WCHS students pick up STEAM with new donated equipment
On Wednesday, Feb. 24, Woodford County High School (WCHS) students got a little STEAM in their strides, courtesy of equipment and encouragement from Clark Materials. A half-dozen officials from the Lexington-based heavy equipment manufacturer came to unveil an estimated $10,000 worth of tools for the 70 or so students in the school's manufacturing program. Before the wrap came off tools ranging from mitre saws to a CNC (computer-aided design and tooling) machine, principal Rob Akers talked about one of the the goals of the STEAM (science, technology, education, agriculture and mathematics) curriculum. "We've heard so many times that our students are not prepared to go out into the world of work and find lucrative jobs. And we hear that from our local professionals," Akers said. Akers introduced Clark Chief Executive Officer Dennis Lawrence, who told them of his company's history - and what he and the head of Clark's Asian operations, Baik Sung Hak, had in common. While "Mr. Baik," as Lawrence called him, was essentially orphaned when a boat he was on landed in South Korea the day the Korean Conflict began, neither he nor Lawrence had college degrees. (Many of the STEAM students plan to go to work directly after high school.) Baik spent his childhood cleaning up after American troops and, as a teenager, began making hats.
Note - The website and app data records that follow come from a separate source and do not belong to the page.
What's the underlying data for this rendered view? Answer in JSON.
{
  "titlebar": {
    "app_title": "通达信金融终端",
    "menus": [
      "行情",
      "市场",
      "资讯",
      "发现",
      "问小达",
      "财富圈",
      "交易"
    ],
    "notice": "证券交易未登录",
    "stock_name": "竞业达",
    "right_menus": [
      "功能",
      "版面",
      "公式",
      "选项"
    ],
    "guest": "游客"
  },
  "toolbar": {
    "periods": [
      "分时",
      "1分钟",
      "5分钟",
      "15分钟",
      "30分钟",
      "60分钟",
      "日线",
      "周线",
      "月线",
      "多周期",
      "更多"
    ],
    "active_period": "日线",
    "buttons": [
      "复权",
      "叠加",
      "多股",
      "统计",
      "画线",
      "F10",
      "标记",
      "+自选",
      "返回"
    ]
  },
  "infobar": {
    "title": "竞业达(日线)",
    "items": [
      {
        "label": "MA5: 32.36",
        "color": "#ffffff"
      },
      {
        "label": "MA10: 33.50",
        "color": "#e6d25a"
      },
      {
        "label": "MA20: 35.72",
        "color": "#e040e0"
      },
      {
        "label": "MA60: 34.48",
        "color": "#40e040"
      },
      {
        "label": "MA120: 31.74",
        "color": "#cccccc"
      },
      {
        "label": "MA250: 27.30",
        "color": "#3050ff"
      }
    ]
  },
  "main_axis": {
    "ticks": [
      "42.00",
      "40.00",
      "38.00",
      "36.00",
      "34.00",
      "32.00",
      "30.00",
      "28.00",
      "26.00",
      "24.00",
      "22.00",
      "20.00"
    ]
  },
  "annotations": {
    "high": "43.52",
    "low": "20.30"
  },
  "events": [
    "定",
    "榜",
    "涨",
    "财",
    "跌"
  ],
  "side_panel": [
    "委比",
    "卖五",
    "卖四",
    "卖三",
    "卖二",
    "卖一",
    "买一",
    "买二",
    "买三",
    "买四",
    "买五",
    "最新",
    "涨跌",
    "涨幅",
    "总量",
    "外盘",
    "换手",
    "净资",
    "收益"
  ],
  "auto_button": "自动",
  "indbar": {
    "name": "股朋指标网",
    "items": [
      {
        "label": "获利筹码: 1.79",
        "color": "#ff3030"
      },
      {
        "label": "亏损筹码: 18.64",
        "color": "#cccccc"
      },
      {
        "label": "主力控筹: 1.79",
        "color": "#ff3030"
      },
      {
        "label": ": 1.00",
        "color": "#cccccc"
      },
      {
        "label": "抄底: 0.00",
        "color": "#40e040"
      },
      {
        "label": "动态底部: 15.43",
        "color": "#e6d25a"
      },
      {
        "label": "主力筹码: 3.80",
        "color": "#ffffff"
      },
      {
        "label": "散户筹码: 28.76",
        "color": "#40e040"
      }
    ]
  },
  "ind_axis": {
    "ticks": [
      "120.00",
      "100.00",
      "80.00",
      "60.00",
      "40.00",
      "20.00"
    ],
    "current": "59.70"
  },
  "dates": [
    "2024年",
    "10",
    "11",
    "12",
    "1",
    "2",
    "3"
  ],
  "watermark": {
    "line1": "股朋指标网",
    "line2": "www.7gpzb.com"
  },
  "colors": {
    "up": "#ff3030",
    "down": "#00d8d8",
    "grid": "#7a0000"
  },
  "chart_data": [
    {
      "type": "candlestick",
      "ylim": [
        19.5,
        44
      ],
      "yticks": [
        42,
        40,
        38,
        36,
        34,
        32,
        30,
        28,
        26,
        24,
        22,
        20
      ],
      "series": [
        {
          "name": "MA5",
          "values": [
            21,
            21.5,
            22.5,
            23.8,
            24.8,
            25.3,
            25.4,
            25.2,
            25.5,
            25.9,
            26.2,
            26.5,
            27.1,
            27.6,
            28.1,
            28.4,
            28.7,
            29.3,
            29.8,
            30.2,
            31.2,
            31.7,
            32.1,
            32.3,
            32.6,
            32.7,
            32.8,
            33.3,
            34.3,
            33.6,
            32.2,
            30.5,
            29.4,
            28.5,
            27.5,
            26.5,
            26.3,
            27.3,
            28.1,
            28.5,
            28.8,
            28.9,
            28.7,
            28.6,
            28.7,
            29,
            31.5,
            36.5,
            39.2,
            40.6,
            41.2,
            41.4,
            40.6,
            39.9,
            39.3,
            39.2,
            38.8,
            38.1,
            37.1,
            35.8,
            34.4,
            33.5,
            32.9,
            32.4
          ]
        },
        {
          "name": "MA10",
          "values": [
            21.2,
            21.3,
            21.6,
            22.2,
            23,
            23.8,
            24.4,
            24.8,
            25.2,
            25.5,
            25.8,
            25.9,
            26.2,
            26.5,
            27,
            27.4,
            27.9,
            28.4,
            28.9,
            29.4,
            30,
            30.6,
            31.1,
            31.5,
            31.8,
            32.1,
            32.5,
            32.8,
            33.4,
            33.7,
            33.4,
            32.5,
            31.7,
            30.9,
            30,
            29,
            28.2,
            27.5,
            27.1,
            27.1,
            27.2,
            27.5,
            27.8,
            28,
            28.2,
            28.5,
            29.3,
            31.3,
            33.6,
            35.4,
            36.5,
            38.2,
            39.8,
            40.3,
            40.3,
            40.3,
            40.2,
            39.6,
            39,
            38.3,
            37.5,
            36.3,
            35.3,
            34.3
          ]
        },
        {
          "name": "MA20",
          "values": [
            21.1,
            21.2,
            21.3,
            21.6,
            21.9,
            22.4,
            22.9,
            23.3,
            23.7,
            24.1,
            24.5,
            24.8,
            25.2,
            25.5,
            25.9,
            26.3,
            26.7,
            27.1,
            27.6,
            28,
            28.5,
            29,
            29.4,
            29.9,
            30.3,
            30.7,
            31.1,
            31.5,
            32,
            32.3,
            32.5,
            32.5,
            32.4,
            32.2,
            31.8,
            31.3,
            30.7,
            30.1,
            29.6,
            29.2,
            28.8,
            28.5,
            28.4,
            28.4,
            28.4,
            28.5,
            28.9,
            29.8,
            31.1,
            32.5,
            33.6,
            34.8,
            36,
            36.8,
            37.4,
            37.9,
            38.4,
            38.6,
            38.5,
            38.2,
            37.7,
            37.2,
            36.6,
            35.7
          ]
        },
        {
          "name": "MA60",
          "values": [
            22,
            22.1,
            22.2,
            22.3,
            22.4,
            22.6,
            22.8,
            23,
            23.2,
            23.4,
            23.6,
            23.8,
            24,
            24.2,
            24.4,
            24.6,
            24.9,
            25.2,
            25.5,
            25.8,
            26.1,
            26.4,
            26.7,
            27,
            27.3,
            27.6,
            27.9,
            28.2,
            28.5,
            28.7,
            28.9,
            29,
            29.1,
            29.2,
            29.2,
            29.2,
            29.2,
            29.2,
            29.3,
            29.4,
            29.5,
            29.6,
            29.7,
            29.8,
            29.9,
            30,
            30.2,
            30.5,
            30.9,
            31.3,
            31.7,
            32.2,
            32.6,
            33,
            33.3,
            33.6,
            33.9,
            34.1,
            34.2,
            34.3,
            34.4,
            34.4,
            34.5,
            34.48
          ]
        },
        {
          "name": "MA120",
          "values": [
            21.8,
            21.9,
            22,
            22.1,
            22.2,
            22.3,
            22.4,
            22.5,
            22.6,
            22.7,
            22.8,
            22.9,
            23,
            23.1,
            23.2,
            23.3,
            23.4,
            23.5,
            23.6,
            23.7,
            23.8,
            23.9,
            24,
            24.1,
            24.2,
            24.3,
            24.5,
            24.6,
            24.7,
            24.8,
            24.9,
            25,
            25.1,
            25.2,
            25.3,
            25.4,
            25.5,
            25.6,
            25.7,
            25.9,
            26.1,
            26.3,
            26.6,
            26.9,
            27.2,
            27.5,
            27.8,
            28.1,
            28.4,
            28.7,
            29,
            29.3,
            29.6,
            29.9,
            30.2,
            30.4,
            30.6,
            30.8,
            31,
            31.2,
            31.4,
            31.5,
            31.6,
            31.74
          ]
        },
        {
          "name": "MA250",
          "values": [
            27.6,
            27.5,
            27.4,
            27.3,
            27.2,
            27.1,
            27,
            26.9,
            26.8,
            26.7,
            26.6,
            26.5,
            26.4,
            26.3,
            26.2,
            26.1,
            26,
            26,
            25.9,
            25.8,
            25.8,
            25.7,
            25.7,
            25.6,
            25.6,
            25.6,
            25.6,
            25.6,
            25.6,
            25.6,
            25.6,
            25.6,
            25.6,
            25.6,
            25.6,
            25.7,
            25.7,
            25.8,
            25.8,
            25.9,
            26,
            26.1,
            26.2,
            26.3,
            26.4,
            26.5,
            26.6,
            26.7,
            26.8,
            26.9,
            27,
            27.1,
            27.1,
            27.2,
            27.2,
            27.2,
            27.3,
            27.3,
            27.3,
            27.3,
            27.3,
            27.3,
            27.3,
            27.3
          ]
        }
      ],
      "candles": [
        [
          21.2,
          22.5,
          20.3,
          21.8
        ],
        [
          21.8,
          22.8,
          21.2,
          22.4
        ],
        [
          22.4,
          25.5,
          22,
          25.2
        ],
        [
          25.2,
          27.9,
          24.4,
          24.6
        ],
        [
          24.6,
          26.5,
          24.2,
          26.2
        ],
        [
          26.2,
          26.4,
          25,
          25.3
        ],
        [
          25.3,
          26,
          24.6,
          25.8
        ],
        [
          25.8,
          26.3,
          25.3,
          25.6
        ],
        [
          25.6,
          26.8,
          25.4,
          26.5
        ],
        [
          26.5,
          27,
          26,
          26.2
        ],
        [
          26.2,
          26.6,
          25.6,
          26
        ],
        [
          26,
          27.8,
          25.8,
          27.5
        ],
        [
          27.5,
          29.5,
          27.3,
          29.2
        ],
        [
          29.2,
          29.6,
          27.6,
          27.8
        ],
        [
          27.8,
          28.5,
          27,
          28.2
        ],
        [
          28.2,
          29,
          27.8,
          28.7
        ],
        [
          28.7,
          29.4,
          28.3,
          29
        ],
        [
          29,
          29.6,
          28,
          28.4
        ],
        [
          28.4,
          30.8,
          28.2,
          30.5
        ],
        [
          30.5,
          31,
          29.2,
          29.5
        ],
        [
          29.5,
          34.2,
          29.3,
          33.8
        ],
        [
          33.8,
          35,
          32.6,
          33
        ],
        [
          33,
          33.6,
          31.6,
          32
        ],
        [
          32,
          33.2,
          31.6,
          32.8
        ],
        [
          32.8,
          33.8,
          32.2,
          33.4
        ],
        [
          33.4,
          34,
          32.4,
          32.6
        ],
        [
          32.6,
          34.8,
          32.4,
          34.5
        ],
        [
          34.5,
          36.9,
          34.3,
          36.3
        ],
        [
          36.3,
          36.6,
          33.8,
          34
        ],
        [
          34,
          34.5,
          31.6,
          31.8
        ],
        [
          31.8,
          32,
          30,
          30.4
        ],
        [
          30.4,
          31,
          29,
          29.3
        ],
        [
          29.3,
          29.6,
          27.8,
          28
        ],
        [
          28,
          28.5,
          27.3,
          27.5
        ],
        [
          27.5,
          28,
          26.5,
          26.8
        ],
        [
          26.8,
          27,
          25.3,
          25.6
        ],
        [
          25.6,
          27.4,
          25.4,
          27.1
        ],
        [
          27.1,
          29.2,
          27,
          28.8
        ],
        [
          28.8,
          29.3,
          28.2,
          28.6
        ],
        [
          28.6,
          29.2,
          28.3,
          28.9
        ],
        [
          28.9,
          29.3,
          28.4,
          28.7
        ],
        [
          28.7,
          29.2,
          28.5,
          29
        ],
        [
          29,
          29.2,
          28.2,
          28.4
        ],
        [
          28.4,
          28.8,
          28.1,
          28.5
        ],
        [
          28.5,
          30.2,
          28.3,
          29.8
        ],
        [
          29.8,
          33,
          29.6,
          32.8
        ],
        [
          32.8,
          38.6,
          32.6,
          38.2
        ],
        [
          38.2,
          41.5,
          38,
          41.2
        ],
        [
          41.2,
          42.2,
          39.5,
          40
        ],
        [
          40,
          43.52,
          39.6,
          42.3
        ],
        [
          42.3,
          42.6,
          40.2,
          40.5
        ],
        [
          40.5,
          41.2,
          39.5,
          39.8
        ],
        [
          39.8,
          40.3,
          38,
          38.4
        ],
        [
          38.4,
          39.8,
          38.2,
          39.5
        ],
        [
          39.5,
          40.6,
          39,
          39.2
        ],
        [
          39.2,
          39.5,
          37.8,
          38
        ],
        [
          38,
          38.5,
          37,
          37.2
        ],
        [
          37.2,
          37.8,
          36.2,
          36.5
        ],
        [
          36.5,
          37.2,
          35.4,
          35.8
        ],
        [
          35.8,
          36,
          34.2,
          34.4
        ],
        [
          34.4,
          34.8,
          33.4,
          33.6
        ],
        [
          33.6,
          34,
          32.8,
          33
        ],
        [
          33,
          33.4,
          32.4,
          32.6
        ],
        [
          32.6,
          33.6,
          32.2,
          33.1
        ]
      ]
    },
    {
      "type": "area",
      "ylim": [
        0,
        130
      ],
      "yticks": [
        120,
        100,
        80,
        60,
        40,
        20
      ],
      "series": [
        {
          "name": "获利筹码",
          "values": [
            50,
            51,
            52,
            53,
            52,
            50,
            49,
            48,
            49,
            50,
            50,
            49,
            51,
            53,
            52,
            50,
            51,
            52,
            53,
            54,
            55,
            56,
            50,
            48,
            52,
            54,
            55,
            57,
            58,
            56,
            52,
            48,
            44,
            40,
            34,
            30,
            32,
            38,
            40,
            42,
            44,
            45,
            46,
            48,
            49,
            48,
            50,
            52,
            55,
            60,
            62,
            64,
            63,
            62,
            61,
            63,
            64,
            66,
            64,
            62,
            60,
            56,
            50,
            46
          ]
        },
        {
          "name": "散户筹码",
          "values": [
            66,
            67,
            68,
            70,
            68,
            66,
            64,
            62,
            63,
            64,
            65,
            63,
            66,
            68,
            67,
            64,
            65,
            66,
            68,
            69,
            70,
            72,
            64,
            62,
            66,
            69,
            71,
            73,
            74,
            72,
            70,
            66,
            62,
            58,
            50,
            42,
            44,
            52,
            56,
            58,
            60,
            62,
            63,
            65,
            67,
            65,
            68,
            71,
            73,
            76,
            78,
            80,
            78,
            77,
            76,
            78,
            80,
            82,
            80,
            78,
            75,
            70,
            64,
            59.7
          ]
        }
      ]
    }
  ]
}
After high school, Lawrence began making hats, too, though his were baseball caps. He'd been told by his father, upon learning his son had no plans to attend college, that he was making a big mistake. "And boy, did I find out the hard way that was probably not the smartest thing I'd ever done in my life. Because without the proper education, it makes your life exponentially more difficult, because you don't have that background," Lawrence said. Lawrence, who lives in Woodford County, came to Lexington a decade ago. Last year his company made, along with forklifts and other equipment, 68 million baseball caps. He said Mr. Baik got him kick-started and now he's trying to do same thing for WCHS students. Some of the 3,000 or so community service hours his Lexington staff provides annually have already been spent at the school, where three of Lawrence's daughters graduated. Lawrence cautioned the students that what his company donated, in terms of both equipment and expertise, wasn't a handout. Instead, it was a kick-start, just as Mr. Baik had done for him. "We believe in you guys. Make a difference. All we ask in return is (for you) make a difference," Lawrence said. Clark Vice-President of Operations Chuck Mix told them there are plenty of good jobs that don't require a university degree. "We're going to teach you things like how to read drawings, engineering drawings, how to assemble parts, how to ensure quality is right every time on a product that's being made, how to operate some of the machinery we're going to talk about here in a minute. How to use those tools to develop your experience base, so that when you walk off the street, you're not just Joe Smith, high school grad, but you're Joe Smith, two-year experienced manufacturing technician," Mix said. Before the equipment was unveiled, teacher Denise Strueh told her students, "I'm so excited to see you guys and you look so great," adding to one of them, "But you really should sit up a little." Strueh said the students did much of the work prepping the lab, which not so long ago might have been described as a shop class. "I want you to be successful so that when I'm old, you can take care of me. So that I have a nice community that I can a part of, so that I know our future is safe. . So go be great, do awesome things and realize the people who are hard on you are the ones who want you to be successful. ." Strueh said. Student Vitaly Serdyuk presented Lawrence with a "thank-you" poster full of his peers' signatures, then paid what may be the ultimate comment to Strueh. The first day of the class, he came in thinking the students wouldn't be trusted to work with equipment, "because we were going to cut our fingers off." Zero lost fingers later, Serdyuk said, "This is one of the classes that flies by - that I wish would last all day. Because it brings you in ." Standing in front of the equipment he'd be using later that day, student Victor Valdivia said, "I'm just amazed that we get to do any of this stuff," then called Strueh a ninja. "She's got our backs. Most of us are now up on our feet, able to do stuff now because she's put us through the correct training." The new equipment, Valdivia said, will help them go even further. The third student to speak, Maxton Lippert, looked at the CNC machine and mitre saw and said the only downside about receiving it then is that his senior year only has a few months to go. After a round of applause for the equipment and promises from Clark officials to continue visiting them, Akers called the day one of the coolest in his 21 years in education. "Take this, run with it, and use it as leverage to help your future," Akers said. As students and guests ate cake, Strueh stepped outside into the quieter hallway. Clark's donations of equipment and time will help her and other WCHS teachers build a self-sustaining program and give students a sense of community, she said. Clark officials have already been guest speakers and the classes will adopt their methods of manufacturing, safety procedures and accounting. They'll conduct mock-job interviews and invite them on field trips, too, she said. "We're hoping to just build our manufacturing program with Clark the whole way, and they're completely supportive, especially on the human resources side. Obviously, to be able to have them come here, take time out of their day, speak to our kids, they're more than willing to do that whenever we need," Strueh said. Then it was time for the ninja teacher to slip back inside before all the cake - made the old-fashioned way, not with a CNC machine - disappeared.